The expansion of the City of Hoover's development, The Preserve
, has opened up a significantly shorter and less complicated route to Moss Rock.
-From I-459, take exit 10.
-Turn South on Highway 150 / John Hawkins Pkwy. (toward the Hoover Met Stadium)
-At the first stoplight, turn left on Sulphur Springs Road.
-At a T-intersection, turn left to stay on Sulphur Springs Road.
-Turn right onto Preserve Parkway.
An obvious trail leads into the woods on your left from the large parking area.
There are several other entrances into the hiking trails in the Preserve, but the above directions take you to the main entrance and the boulder field.
Straight from the City of Hoover Municipal Code (Ordinance #03-1973)
"Please do your part to keep this area scenic and wild for all generations to enjoy…
1) No person shall deposit any trash or debris within the Preserve except in trash receptacles provided thereof.
2) It shall be unlawful for any person to destroy, deface, injure, remove or disturb any native or domesticated plant, tree, shrub or flower within the Preserve.
3) No vehicles shall be parked in any areas except those areas designated for parking and only during hours that the Preserve is open.
4) No bicycles; skateboards; or motorized vehicles shall be allowed on walking trails or in any area of the Preserve, except on roadways and parking areas. All public safety and emergency vehicles are exempt from this section.
5) No person shall possess or consume alcoholic beverages within the limits of the Preserve.

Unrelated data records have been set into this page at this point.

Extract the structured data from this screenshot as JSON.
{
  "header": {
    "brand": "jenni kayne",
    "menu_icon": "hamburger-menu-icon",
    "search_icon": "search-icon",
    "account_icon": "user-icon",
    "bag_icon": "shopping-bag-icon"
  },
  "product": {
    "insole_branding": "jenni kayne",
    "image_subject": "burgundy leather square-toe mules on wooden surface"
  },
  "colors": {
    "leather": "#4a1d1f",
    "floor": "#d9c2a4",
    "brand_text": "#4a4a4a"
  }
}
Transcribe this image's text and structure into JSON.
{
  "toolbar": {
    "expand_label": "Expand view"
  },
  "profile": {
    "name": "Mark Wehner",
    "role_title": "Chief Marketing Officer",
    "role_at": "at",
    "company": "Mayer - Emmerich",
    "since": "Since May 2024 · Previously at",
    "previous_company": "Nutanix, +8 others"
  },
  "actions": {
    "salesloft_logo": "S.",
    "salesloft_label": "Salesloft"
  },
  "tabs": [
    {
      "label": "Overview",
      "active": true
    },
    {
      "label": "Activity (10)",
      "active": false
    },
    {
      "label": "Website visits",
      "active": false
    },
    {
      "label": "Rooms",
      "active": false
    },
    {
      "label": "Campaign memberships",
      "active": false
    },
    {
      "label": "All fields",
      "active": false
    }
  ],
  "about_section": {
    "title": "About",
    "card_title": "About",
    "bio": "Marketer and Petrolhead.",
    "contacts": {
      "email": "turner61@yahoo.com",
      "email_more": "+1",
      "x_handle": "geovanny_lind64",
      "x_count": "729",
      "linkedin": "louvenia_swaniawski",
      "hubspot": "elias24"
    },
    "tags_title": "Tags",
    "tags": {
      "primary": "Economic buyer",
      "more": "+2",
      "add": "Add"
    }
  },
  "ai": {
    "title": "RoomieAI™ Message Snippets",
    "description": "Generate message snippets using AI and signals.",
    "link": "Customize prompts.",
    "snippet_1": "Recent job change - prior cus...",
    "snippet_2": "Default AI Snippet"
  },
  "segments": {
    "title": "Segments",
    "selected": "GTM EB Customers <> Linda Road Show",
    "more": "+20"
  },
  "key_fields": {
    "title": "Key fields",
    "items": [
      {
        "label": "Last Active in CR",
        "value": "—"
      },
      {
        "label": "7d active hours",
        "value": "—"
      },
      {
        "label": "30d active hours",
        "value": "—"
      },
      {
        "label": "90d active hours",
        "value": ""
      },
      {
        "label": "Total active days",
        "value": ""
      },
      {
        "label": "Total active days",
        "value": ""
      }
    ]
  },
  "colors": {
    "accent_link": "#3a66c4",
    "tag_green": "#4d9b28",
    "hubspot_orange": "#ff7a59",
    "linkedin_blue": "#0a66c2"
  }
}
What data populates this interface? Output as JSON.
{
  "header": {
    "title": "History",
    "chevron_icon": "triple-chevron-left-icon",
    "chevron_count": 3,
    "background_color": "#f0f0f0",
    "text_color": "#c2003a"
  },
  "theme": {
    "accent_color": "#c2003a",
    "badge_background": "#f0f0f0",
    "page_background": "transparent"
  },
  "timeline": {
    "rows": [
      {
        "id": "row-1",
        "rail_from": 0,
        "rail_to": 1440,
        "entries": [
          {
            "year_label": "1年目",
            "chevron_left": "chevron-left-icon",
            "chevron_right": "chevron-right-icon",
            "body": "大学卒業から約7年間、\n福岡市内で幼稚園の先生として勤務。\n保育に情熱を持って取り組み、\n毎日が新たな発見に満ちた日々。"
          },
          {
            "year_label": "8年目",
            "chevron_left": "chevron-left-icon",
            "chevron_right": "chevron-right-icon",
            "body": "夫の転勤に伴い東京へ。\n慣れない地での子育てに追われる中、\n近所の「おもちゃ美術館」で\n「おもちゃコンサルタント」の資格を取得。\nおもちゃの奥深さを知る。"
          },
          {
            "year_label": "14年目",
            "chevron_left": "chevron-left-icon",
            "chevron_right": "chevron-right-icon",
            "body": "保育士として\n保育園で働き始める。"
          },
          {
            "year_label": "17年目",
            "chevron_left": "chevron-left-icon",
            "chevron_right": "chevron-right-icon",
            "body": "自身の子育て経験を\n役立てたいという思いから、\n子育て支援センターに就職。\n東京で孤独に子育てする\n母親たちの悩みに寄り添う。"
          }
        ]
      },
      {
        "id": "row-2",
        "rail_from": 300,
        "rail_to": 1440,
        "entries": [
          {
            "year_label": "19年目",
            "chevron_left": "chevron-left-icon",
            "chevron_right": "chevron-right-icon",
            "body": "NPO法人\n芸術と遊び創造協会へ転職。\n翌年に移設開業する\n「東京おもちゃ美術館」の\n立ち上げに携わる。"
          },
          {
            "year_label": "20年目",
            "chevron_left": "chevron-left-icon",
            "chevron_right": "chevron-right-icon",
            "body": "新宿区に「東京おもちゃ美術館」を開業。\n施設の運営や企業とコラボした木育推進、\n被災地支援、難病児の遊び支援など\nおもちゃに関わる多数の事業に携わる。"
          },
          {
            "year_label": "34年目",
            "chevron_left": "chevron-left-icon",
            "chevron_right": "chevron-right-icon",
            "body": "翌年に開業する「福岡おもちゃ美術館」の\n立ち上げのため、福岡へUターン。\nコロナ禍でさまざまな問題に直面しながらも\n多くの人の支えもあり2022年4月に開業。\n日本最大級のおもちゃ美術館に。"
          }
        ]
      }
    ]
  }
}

6) No person shall be on the Preserve premises except during posted times of sunrise to sunset.
7) No person shall possess or carry any weapons, fireworks, firearms or explosive devices within the Preserve.
8) No person shall camp upon any of the Preserve facilities.

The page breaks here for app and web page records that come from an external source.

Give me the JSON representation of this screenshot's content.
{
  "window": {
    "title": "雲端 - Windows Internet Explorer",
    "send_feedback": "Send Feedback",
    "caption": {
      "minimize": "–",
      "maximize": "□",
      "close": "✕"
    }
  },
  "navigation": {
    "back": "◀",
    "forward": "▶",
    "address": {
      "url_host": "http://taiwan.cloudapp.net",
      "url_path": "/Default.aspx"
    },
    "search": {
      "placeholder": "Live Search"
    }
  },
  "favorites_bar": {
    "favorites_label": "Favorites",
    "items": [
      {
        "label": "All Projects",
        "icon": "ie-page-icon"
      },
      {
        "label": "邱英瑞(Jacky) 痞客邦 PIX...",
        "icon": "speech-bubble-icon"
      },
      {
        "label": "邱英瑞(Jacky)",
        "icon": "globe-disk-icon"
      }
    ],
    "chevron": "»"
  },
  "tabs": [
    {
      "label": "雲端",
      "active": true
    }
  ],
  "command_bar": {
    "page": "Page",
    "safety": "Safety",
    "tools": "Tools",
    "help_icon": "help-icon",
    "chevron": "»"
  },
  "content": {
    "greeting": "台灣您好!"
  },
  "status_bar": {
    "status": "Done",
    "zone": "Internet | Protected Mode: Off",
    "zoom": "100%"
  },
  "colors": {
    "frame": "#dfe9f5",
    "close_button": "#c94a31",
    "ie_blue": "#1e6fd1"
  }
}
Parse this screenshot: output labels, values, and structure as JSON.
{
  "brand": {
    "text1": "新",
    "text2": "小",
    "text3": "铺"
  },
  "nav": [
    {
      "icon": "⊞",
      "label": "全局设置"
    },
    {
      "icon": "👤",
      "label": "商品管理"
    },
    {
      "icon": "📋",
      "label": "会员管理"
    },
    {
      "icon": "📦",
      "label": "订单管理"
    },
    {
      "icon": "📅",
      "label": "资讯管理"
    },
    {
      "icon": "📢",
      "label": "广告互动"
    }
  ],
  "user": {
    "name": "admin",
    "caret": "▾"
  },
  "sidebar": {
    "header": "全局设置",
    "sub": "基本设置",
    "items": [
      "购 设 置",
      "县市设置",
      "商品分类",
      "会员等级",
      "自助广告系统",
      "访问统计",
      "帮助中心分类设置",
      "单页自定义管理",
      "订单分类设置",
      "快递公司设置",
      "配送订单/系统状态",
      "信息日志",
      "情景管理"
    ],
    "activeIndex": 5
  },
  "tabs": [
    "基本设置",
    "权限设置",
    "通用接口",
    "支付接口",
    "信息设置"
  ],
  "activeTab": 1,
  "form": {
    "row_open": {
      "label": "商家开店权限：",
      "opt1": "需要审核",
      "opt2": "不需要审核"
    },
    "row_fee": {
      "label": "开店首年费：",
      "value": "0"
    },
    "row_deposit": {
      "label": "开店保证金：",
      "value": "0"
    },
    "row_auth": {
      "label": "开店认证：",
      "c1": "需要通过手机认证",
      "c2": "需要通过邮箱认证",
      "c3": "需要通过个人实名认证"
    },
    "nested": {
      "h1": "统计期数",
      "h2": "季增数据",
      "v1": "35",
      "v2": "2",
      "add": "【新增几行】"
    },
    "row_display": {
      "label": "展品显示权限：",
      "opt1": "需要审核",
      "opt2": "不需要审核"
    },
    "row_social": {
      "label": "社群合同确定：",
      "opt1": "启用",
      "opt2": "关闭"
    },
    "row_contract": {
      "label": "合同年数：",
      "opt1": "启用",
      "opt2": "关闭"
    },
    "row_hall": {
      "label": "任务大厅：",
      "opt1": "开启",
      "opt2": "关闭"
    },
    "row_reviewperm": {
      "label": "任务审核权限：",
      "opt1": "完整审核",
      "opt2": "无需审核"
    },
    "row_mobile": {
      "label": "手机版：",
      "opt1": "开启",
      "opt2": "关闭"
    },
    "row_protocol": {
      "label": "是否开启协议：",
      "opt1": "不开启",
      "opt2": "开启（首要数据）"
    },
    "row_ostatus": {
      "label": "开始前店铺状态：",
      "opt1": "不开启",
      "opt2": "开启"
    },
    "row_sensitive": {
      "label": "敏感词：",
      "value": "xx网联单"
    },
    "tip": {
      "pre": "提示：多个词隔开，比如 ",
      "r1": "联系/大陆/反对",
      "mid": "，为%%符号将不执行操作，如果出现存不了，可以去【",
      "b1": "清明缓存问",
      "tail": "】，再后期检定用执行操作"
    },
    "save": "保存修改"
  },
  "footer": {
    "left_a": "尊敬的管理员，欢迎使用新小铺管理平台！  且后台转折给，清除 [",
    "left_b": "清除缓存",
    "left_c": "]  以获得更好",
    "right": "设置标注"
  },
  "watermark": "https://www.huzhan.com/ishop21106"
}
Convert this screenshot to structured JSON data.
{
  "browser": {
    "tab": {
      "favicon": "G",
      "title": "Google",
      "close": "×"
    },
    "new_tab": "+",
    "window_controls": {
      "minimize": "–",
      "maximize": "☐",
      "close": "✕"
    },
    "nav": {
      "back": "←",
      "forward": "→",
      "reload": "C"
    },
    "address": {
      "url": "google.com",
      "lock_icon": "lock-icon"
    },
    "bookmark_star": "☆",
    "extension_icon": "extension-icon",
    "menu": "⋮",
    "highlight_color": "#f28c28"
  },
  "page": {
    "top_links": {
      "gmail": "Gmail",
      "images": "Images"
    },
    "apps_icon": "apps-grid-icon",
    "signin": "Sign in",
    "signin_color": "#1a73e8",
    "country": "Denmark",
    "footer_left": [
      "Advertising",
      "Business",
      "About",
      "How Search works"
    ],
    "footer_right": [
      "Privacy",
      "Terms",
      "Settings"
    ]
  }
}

9) It shall be unlawful of any person to gather firewood, build a campfire or burn any material within the Preserve.
10) Any pets brought within the Preserve shall be caged or on a leash not longer than 6 feet and under personal control at all times.
11) It shall be unlawful of any person to write, paint or print any letters, figures, signs, devices, pictures or any type of graffiti on any natural or man made matter within the Preserve.
12) No person shall act in a loud or unruly manner or exhibit behavior deemed unfit for public areas.
13) It shall be unlawful of any person to possess or use any containers which are subject to break, shatter, fracture or become fragmented, including but not limited to glass."
I think you'll find that rules 1 and 9 through 13 are especially disregarded (sadly). This is leading to more access battles, as the neighboring development takes more and more interest in the upkeep of city property.
Other than some scattered boulders with still unknown routes, the entirety of climbing is to be done in a very close proximity to the main trail head.
Named boulders/areas (relatively in the order that you come across them): The Heart Wall, Shape Shifter, The Fallen Boulder, The 45 Degree Wall, Jake Face, The Ledge Cave, Grass Man, Split Boulders, Bolt Boulder, Gill, Ozzy, The Hollywood Bowl, Detroit, Clark, and The Lost Roof.
The only easily accessable top-roping is to be done on the aptly-named "Bolt Boulder" which, coincidentally, has a couple of (three, actually) hangers placed a few feet back from the edge.
[[ note: I hope to add individual sections for each of the boulders/areas under the "Climbing Routes" section, but I think this is enough work for one day! -TacoTurner ]]
Camping is not allowed, and the park officially closes at dusk.
Nearest camping is about 15 minutes away in Oak Mountain State Park
Awesome free beta/maps/route descriptions from DrTopo.com
Dixie Cragger's Atlas
: the essential resource for Southeastern climbing
Videos of climbing at Moss Rock from Craghead
The Official City of Hoover Moss Rock webpage
The sprawling development
that surrounds Moss Rock
Southeastern Climbers Coalition